Beyond National Experiences
The Community Media Forum was rounded off by thematic contributions to "Networking and Globalising Community Media". See http://www.virtualactivism.org/news/03news/wsisdocs/one/commedia4.htm for a detailed report on this session.
One outstanding example came from the USA where local community radio groups were able to establish a national network with a common programme broadcast via satellite, which was due to its popularity also converted into a TV programme. A further example mentioned was the U.S. American national satellite network Deep Dish TV which links producers, independent video makers etc. Deep Dish TV assembles material from producers around the world and transmits it to community television stations and home dish owners nationwide.
Nevertheless, community networking initiatives are at their very beginning in other regions of the world. Bharat Koirala (AMARC) presented the example of Nepal, where 26 private radio stations have opened in the capital city of Kathmandu since 1997 of which six are community radios. Compared to the overall situation in South Asia the community media scene in Nepal could therefore serve as an impetus for other states in this area.

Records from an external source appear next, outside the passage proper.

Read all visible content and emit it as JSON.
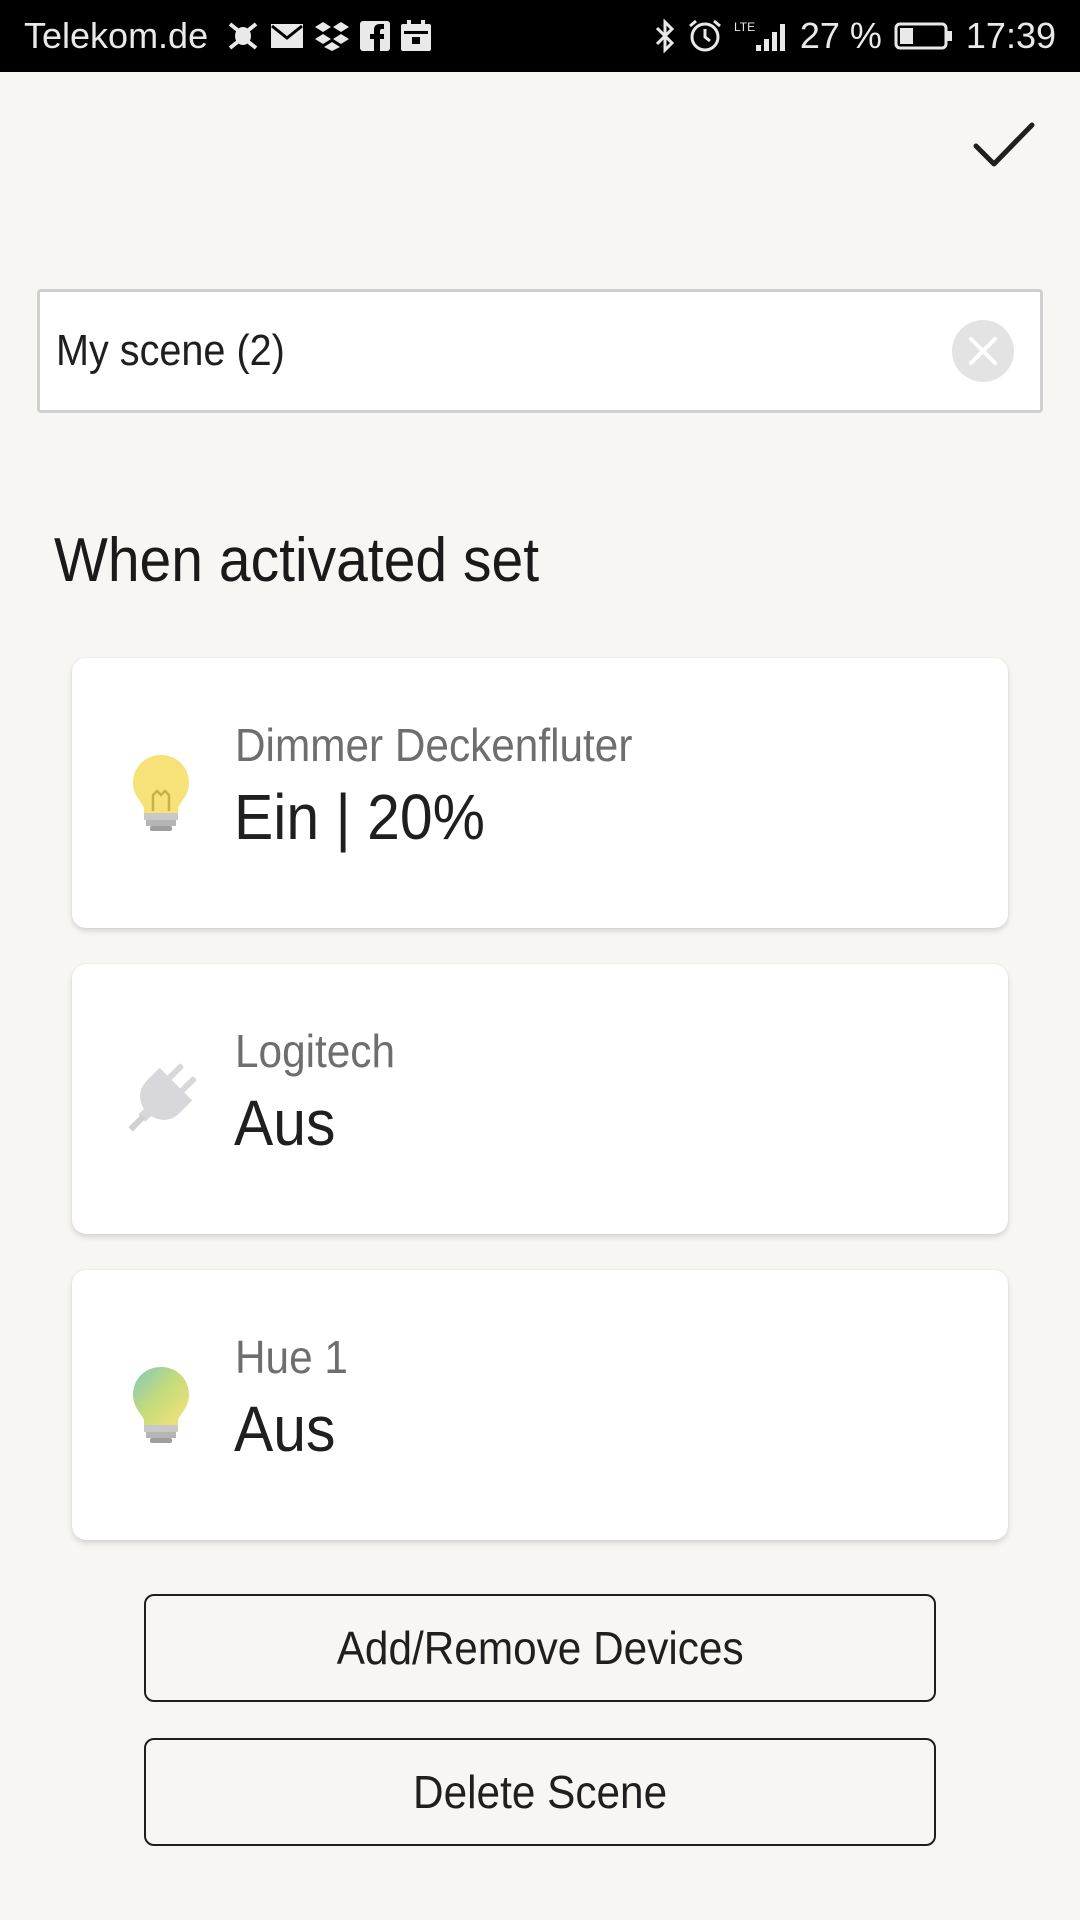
{
  "status_bar": {
    "carrier": "Telekom.de",
    "network": "LTE",
    "battery_text": "27 %",
    "time": "17:39",
    "left_icons": [
      "bug-icon",
      "mail-icon",
      "dropbox-icon",
      "facebook-icon",
      "calendar-icon"
    ],
    "right_icons": [
      "bluetooth-icon",
      "alarm-icon",
      "signal-icon",
      "battery-icon"
    ]
  },
  "header": {
    "confirm_icon": "check-icon"
  },
  "scene_name": {
    "value": "My scene (2)",
    "clear_icon": "clear-icon"
  },
  "section_title": "When activated set",
  "devices": [
    {
      "name": "Dimmer Deckenfluter",
      "state": "Ein | 20%",
      "icon": "bulb-yellow-icon",
      "color": "#f7e27a"
    },
    {
      "name": "Logitech",
      "state": "Aus",
      "icon": "plug-icon",
      "color": "#d8d8dc"
    },
    {
      "name": "Hue 1",
      "state": "Aus",
      "icon": "bulb-hue-icon",
      "color": "#b8d88a"
    }
  ],
  "buttons": {
    "add_remove": "Add/Remove Devices",
    "delete": "Delete Scene"
  },
  "colors": {
    "background": "#f8f6f2",
    "card": "#ffffff",
    "text": "#1f1f1f",
    "secondary_text": "#6e6e6e"
  }
}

As the Community Media Forum filled a thematic gap at the WSIS it became one of the most visited civil society events of the last Summit day. The quite different experiences from all over the world offered a fascinating insight into the great diversity of community-driven media work. With regard to the Second Phase of the World Summit to be held in November 2005 in Tunis it was commonly agreed that community media need further lobbying by strengthening networking and training activities. National governments should be encouraged to establish balanced frequency planning in order to ensure its equitable share. In addition, creative combinations of community media and Internet - as the UNESCO - community multimedia telecentres in Mali and Senegal - should be promoted.